Why Bob Gates’s new plan to fund academic research is just what the doctorate ordered.
Some academics working in the disciplines of social science and the humanities are howling like the proverbial dog that has caught the school bus. After haranguing the U.S. military establishment for being preoccupied with technology and ignoring the influence of cultural and social forces, they now confront a secretary of defense who agrees with them and has launched Project Minerva, which will invest as much as $50 million to promote basic research addressing issues of importance to U.S. national security.
Many academics recognize this for what it is: progress. But some vocal scholars, particularly among anthropologists, are complaining that the money is tainted because it comes from the Defense Department. Recently on this site, Hugh Gusterson, a professor of anthropology at George Mason University, thanked Secretary Robert Gates for his interest in national security and cultural studies, but flatly declared that most anthropologists would not apply for the money unless it was separated from the Defense Department entirely and administered through the National Science Foundation (NSF) or a similar civilian agency.
Secretary Gates should thank Professor Gusterson for his interest in national security and cultural studies, but follow through with Project Minerva as planned.
The NSF is a fine institution and certainly it is worth asking Congress to increase NSF funding for general academic research, including the kinds of areas that might yield a payoff at the intersection of national security and culture or society. But it is impractical to jettison Project Minerva, which Gates can and will deliver upon this year, for the dim prospect that Congress would increase funding for the NSF in future years. Moreover, Gates has in mind specific questions of importance for national security. Why shouldnt he be able to invest some of the Pentagons research funds and determine the questions to be asked?

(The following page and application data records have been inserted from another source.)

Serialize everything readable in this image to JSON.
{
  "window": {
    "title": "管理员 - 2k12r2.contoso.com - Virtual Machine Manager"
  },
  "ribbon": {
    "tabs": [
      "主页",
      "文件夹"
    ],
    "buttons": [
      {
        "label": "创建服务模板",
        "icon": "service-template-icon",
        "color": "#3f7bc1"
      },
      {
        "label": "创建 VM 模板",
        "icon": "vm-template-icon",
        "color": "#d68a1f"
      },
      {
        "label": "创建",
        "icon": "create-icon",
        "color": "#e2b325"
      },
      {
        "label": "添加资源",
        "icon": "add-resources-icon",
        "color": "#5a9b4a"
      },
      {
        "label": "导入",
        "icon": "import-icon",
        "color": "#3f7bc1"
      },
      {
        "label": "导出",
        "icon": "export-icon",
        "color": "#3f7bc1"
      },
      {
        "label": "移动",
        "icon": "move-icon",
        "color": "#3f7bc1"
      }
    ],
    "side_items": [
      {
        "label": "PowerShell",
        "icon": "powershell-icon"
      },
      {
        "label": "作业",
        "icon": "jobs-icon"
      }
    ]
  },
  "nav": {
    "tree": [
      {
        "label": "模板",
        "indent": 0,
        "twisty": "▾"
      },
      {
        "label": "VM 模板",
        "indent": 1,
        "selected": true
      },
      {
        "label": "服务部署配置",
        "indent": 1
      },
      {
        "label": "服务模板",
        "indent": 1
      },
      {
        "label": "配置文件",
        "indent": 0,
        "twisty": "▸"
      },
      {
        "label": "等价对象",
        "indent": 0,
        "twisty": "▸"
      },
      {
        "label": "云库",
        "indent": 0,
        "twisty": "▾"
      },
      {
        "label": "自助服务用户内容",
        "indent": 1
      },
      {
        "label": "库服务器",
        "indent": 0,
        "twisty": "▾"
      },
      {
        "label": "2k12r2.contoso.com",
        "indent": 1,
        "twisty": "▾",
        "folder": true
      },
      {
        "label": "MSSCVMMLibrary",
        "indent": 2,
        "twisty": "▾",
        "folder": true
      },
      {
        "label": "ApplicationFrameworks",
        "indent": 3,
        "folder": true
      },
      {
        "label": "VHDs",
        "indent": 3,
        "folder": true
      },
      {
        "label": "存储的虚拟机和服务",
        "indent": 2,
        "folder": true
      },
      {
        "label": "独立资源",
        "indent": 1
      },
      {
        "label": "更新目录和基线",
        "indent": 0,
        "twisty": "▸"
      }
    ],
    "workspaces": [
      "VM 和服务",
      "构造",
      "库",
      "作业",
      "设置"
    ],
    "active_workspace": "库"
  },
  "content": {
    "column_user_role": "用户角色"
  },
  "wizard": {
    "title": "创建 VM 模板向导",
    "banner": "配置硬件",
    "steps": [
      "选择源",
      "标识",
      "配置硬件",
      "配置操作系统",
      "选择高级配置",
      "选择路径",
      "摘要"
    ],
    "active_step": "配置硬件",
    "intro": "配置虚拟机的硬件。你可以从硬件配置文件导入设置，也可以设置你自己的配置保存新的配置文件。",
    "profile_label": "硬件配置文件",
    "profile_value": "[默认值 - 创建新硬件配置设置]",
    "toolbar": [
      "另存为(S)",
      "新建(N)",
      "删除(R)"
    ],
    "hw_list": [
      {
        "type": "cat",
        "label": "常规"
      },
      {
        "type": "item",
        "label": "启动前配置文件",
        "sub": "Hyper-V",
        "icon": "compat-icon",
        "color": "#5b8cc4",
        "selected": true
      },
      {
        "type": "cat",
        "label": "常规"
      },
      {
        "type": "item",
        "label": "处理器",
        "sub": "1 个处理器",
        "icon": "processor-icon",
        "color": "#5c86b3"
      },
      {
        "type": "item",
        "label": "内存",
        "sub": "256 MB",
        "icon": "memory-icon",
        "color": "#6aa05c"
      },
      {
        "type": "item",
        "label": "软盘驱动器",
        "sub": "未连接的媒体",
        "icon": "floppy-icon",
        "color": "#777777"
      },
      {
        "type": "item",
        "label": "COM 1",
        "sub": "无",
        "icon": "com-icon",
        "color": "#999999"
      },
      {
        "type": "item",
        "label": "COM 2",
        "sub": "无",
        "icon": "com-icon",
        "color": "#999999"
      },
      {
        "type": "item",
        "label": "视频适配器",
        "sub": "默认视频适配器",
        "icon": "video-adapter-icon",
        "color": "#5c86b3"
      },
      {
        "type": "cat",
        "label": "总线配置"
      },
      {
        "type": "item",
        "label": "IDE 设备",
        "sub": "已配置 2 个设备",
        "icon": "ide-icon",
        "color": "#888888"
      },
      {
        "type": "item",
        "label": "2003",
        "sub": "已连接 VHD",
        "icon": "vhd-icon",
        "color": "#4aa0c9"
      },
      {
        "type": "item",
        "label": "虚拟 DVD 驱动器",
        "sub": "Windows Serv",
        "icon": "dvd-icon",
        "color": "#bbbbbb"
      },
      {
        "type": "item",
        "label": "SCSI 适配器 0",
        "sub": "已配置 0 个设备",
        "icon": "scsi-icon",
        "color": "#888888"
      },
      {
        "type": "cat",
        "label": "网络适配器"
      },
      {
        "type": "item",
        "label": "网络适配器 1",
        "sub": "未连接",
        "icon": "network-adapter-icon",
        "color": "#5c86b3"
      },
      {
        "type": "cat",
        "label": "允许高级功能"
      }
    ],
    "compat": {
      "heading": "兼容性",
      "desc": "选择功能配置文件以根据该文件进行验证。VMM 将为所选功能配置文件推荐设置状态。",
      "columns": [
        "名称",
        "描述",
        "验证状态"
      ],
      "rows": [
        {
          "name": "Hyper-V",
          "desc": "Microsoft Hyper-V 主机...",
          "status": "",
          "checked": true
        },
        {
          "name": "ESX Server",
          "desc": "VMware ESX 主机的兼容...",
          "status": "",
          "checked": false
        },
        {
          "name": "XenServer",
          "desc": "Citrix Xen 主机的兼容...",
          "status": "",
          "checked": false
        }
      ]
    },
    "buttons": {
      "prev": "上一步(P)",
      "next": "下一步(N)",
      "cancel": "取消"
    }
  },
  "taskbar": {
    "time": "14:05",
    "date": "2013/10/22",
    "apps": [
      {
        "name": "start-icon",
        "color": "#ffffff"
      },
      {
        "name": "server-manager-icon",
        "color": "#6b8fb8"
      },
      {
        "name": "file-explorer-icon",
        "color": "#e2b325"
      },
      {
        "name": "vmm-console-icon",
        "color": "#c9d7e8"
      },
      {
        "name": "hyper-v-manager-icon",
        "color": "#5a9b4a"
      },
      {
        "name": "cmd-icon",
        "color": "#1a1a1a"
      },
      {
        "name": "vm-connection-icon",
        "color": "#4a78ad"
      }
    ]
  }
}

Gustersons argument appears to go something like this. Anthropologists are too politicized and wedded to an antimilitary, far-left ideology, he claims, to be reliable partners with the Defense Department. His colleagues, Gusterson informs us, tend to view the military narrowly as an organization that kills the people who are the subjects of anthropological studies, treating such people only as collateral damage. Given those views, working on a Pentagon-funded project is unthinkable.
Indeed, roughly 1,000 anthropologists have signed a petition pledging that they will not help the Defense Department by serving on a different but related program: what the Pentagon calls Human Terrain System teamsthe intelligence fusion teams that seek to use the tools of ethnography to better understand the allies and the enemies in the conflicts in Afghanistan and Iraq. Of course, anthropologists had loudly complained about the cultural ignorance of some of the earlier approaches taken by the military in those conflicts. But they complained just as loudly about the militarys efforts to improve its cultural understanding, arguing that it was a violation of professional academic ethics to provide any kind of information to the military that would assist it in the conduct of the wars.
Secretary Gates has promised that the Minerva Consortia will abide by principles of openness and academic freedom. Although the Defense Department will get to pick which of the proposals get funded, Gates has made it clear that the selection criteria will be based on the importance of the question and the quality of the approach, not on whether the answers will be flattering to existing military policies.
In light of these commitments, the only problem Gusterson can identify is the refusal of some of his colleagues to work with the Defense Department. This, he claims, might lead to selection bias, where only certain academics would applyacademics who are not wedded to the antimilitary ideology of mainstream anthropology (and so by implication, or perhaps by deduction, are of lower quality?)thus impoverishing the debate. Impoverished debates, he warns, leads to lost wars like Vietnam.
As scaremongering goes, this is not likely to raise the hair on many peoples heads.
A quick Nexis search will confirm that the anthropologists who oppose U.S. involvement in Afghanistan and Iraq are free to do their work and zealously contribute to the policy debate. The policy debate already has the full benefit of their wisdom and nothing in Project Minerva interferes with their freedom to contribute more. Indeed, if they have been speaking truth to power, they should rejoice that power has listened and wants to fund their research.
The dangers of Project Minerva seem manageable. At best, it will bring fresh perspectives and insights to bear on the challenges confronting America and the world. At worst, it will attract applicants disproportionately drawn from the ranks of scholars who are willing to be associated with our military and willing to buck possible intimidation from a politicized academy. Given the many serious challenges this country has overcome in the past, I believe we can overcome this worst-case scenario, too.